- Classifying employees as “exempt” when they are not.
According to NY labor laws, the following employees are considered exempt:
Taxicab drivers, Members of Religious Orders, Certain Individuals Working for Religious or Charitable institutions, Camp Counselors, Individuals Working for a Fraternity, Sorority, Student or Faculty Association, and Part-time Babysitters.
[This is not an exhaustive list, please check with the NY Dept. of Labor website.]
Failure to correctly classify an employee can lead to an unintentional offense against labor laws.
- Allowing an employee to forfeit overtime pay.
Whether an employee makes an agreement to work longer hours for no overtime pay has no effect on the law. Employees that work overtime hours are required to receive overtime pay. The NY Labor dept. states that “An announcement by the employer that no overtime work will be permitted, or that overtime work will not be paid for unless authorized in advance, doesn’t cancel the employer’s obligation to pay overtime to workers for hours that they work.”
- Failing to include shift differentials, on-call pay or other “extras” in the overtime pay calculation.
Overtime should include all “bonus” pay you may get, to include performance-based bonuses and prizes awarded by your place of employment. Only including standard hourly pay in calculating overtime pay is in violation of NY Labor Laws.
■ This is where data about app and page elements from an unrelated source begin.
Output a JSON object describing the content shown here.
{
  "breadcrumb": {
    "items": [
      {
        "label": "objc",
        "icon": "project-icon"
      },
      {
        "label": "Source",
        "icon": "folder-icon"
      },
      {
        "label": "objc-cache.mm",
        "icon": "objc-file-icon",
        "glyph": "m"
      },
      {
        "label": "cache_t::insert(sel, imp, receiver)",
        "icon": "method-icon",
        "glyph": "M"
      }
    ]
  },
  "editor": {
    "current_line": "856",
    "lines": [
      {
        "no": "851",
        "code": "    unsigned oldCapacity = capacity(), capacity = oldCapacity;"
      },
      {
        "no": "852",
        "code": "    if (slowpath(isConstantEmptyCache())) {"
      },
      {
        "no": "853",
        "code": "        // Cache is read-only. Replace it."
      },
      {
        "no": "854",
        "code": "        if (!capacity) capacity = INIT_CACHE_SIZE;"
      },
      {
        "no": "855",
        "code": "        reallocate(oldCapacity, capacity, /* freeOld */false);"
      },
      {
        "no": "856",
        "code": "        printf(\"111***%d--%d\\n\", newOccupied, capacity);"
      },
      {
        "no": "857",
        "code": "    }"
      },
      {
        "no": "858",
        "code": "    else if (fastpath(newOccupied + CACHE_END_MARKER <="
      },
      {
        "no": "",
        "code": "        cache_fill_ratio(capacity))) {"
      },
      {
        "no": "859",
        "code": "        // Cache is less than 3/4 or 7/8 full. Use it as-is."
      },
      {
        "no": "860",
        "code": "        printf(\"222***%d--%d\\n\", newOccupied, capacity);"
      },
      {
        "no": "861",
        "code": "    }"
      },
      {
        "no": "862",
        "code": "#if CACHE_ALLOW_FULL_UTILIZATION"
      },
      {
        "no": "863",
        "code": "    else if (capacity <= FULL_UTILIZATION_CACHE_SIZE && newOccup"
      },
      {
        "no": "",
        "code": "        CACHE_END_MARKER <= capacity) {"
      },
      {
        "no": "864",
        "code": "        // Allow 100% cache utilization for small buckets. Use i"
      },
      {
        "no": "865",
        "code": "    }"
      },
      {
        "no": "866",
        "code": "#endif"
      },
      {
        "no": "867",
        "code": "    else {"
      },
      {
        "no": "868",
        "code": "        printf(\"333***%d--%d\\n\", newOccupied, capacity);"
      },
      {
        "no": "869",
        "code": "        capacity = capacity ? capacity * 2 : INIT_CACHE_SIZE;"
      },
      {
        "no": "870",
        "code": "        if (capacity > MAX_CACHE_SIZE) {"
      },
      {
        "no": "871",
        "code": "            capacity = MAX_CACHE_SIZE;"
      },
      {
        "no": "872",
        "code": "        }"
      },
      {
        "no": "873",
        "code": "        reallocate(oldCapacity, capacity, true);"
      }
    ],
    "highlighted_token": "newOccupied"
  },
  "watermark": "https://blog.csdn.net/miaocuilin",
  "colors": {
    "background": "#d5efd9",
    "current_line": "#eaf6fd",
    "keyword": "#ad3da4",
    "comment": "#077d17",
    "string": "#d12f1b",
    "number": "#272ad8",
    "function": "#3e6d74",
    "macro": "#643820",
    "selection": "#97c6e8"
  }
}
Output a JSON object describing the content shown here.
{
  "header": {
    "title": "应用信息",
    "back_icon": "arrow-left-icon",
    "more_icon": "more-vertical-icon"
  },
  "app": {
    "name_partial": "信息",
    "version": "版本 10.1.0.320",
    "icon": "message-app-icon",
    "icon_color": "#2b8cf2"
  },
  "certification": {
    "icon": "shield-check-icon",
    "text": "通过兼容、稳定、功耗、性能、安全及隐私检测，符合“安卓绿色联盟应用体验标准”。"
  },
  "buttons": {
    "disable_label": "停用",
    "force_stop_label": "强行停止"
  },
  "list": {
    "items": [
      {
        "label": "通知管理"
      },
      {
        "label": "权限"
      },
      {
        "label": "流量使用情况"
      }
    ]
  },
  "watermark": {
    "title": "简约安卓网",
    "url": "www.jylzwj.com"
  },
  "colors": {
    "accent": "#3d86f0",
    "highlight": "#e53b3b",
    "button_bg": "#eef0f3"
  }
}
If you feel you’ve been under-compensated or have not been paid by an employer, please contact us for a free consultation.